Advanced plastic recycling: enabling responsible implementation of an emerging Australian industry

March 30th, 2022

How do public narratives shape our understanding of new technologies?
Project duration: February 2021 – June 2023
Portrait of a happy woman working in a recycling factory sorting the garbage and writing on a clipboard - environmental conceptsCredit: iStock/andresr

The Challenge

Australians produce millions of tonnes of mixed plastic waste every year. While we can recover some of this waste using traditional mechanical recycling, recent export bans have created a problem of volume.

Up until recently, Australia exported much of its mixed plastic waste overseas. However, international bans on mixed plastic exports means that now, this waste must be managed locally.

Currently, Australia recovers only 11.5 per cent in total of its plastic waste consumption. Research estimates that some 1.6 million tonnes of plastics will need to be recovered by 2030 if Australia is to meet its target under the National Waste Policy Action Plan of 80 per cent recovery.

Advanced recycling of plastics is an innovative technology that may enable Australia to reach this target. It could allow us to recover mixed, multi-layered, flexible and contaminated plastics that often make their way into landfill. Having already been deployed overseas, advanced recycling presents an attractive opportunity for Australia.

However, social acceptance is key for new technologies like advanced recycling that are yet to reach scale and become mainstream.

Our Response

Researchers from CSIRO’s Responsible Innovation Future Science Platform and Ending Plastic Waste Mission are working to develop and pilot a process to identify early and emerging public concerns, expectations, and perceptions relating to advanced recycling technology. 

Our researchers will combine existing social licence frameworks with another theoretical approach – strategic niche management. Strategic niche management is a relatively new approach that is used to help transition new technologies from fringe to mainstream.

By understanding what is being said about this technology, and by whom, researchers will be able to examine how emerging narratives begin to shape public attitudes and perceptions.

The overarching goal is that industry and government will be equipped to anticipate what changes will be needed to make advanced recycling technology socially acceptable. It is by gathering our findings and presenting them to industry and government players that we will be able to identify some possible early solutions. For example, there could be modifications to the development and deployment of the technology to address community concerns, or counter narratives developed to address any misinformation. Ultimately, the aim is that our research will contribute to the responsible development and implementation of advanced recycling of plastic. 


Identifying enablers and barriers faced by industry and government when developing new technologies, working with community concerns, and implementing early solutions will help support the responsible development of this technology. In addition, understanding the roles of intermediaries and other key stakeholders in these processes will further help industry and government in scaling up a niche industry such as advanced recycling of plastics in Australia.

Doing so will better equip industry and governments to anticipate and proactively address emergent social acceptability issues for new technologies that are yet to become mainstream.

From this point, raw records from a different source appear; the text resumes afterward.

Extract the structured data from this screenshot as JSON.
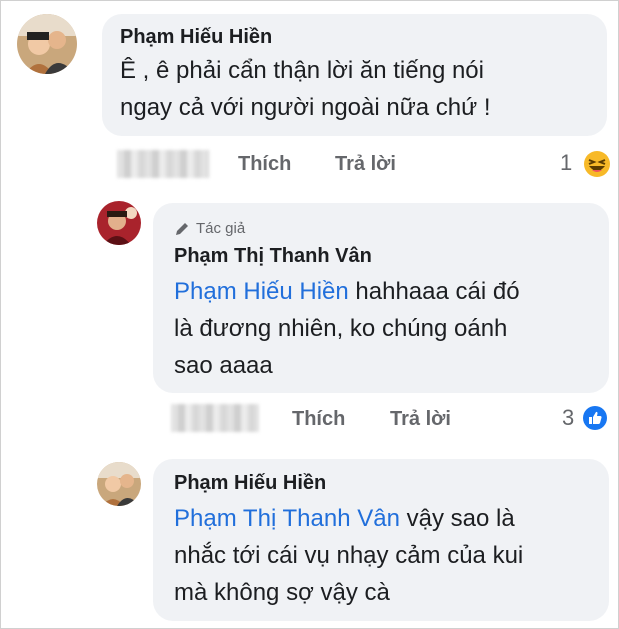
{
  "comments": [
    {
      "author": "Phạm Hiếu Hiền",
      "lines": [
        "Ê , ê phải cẩn thận lời ăn tiếng nói",
        "ngay cả với người ngoài nữa chứ !"
      ],
      "actions": {
        "like": "Thích",
        "reply": "Trả lời"
      },
      "reaction": {
        "count": "1",
        "icon": "haha-icon"
      }
    },
    {
      "author_badge": "Tác giả",
      "author": "Phạm Thị Thanh Vân",
      "mention": "Phạm Hiếu Hiền",
      "lines": [
        " hahhaaa cái đó",
        "là đương nhiên, ko chúng oánh",
        "sao aaaa"
      ],
      "actions": {
        "like": "Thích",
        "reply": "Trả lời"
      },
      "reaction": {
        "count": "3",
        "icon": "like-icon"
      }
    },
    {
      "author": "Phạm Hiếu Hiền",
      "mention": "Phạm Thị Thanh Vân",
      "lines": [
        " vậy sao là",
        "nhắc tới cái vụ nhạy cảm của kui",
        "mà không sợ vậy cà"
      ]
    }
  ],
  "colors": {
    "bubble": "#f0f2f5",
    "mention": "#216fdb",
    "meta": "#65676b",
    "like": "#1877f2",
    "haha": "#f7b928"
  }
}
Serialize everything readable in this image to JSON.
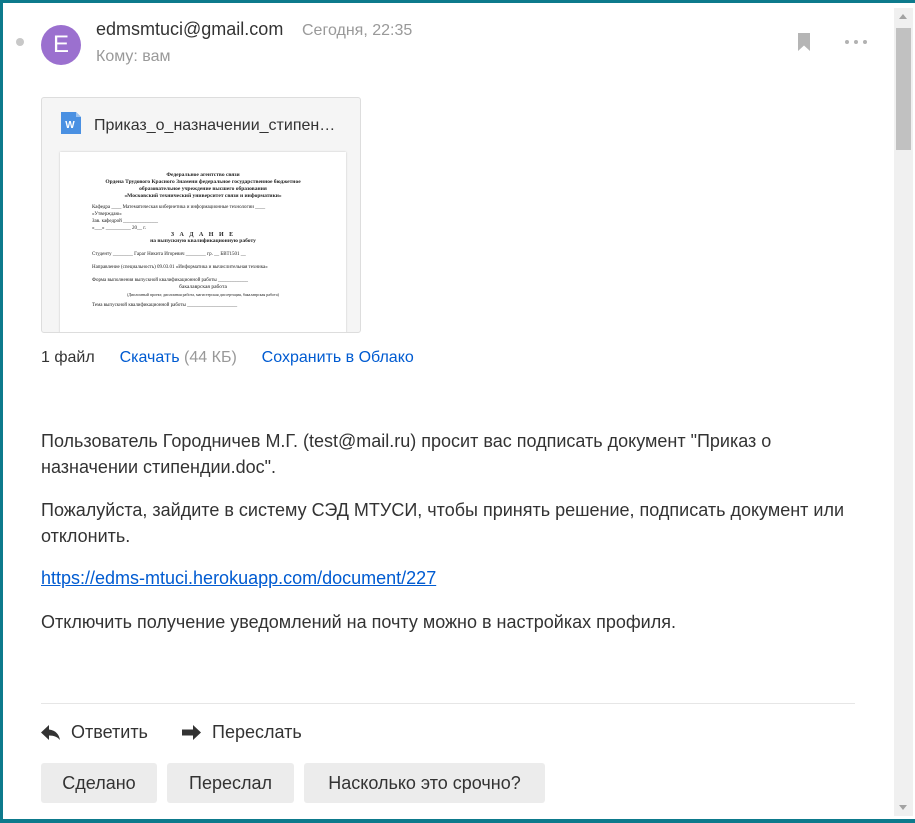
{
  "message": {
    "avatar_letter": "E",
    "sender": "edmsmtuci@gmail.com",
    "date": "Сегодня, 22:35",
    "to": "Кому: вам"
  },
  "attachment": {
    "file_name": "Приказ_о_назначении_стипен…",
    "icon": "word-doc-icon",
    "count_label": "1 файл",
    "download_label": "Скачать",
    "download_size": "(44 КБ)",
    "save_cloud_label": "Сохранить в Облако",
    "preview": {
      "header_lines": [
        "Федеральное агентство связи",
        "Ордена Трудового Красного Знамени федеральное государственное бюджетное",
        "образовательное учреждение высшего образования",
        "«Московский технический университет связи и информатики»"
      ],
      "lines": [
        "Кафедра ____ Математическая кибернетика и информационные технологии ____",
        "«Утверждаю»",
        "Зав. кафедрой ______________",
        "«___» __________ 20__ г.",
        "Студенту ________ Гараг Никита Игоревич ________ гр. __ БВТ1501 __",
        "Направление (специальность) 09.03.01 «Информатика и вычислительная техника»",
        "Форма выполнения выпускной квалификационной работы ____________",
        "бакалаврская работа",
        "(Дипломный проект, дипломная работа, магистерская диссертация, бакалаврская работа)",
        "Тема выпускной квалификационной работы ____________________"
      ],
      "title_word": "З А Д А Н И Е",
      "title_sub": "на выпускную квалификационную работу"
    }
  },
  "body": {
    "paragraph1": "Пользователь Городничев М.Г. (test@mail.ru) просит вас подписать документ \"Приказ о назначении стипендии.doc\".",
    "paragraph2": "Пожалуйста, зайдите в систему СЭД МТУСИ, чтобы принять решение, подписать документ или отклонить.",
    "link": "https://edms-mtuci.herokuapp.com/document/227",
    "paragraph3": "Отключить получение уведомлений на почту можно в настройках профиля."
  },
  "actions": {
    "reply": "Ответить",
    "forward": "Переслать"
  },
  "quick_replies": [
    "Сделано",
    "Переслал",
    "Насколько это срочно?"
  ],
  "colors": {
    "avatar": "#9b70cf",
    "link": "#005bd1",
    "frame": "#0d7a8c"
  }
}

CSIRO: Andrea Walton (Project Lead), Sarah King, Rod McCrea and Andrew Terhorst

Find out more about advanced recycling:

CSIRO: Advanced recycling turning plastic waste into resources

CSIROScope: Advanced recycling: turning plastic waste into resources


CSIRO: Ending Plastic Waste Mission:

CSIROScope: On a mission to end plastic waste:

CSIRO: Public perceptions of responsible innovation project:

King, S., Hutchinson, S.A., and Boxall, N.J. (2021). Advanced recycling technologies to address Australia’s plastic waste. CSIRO, Australia.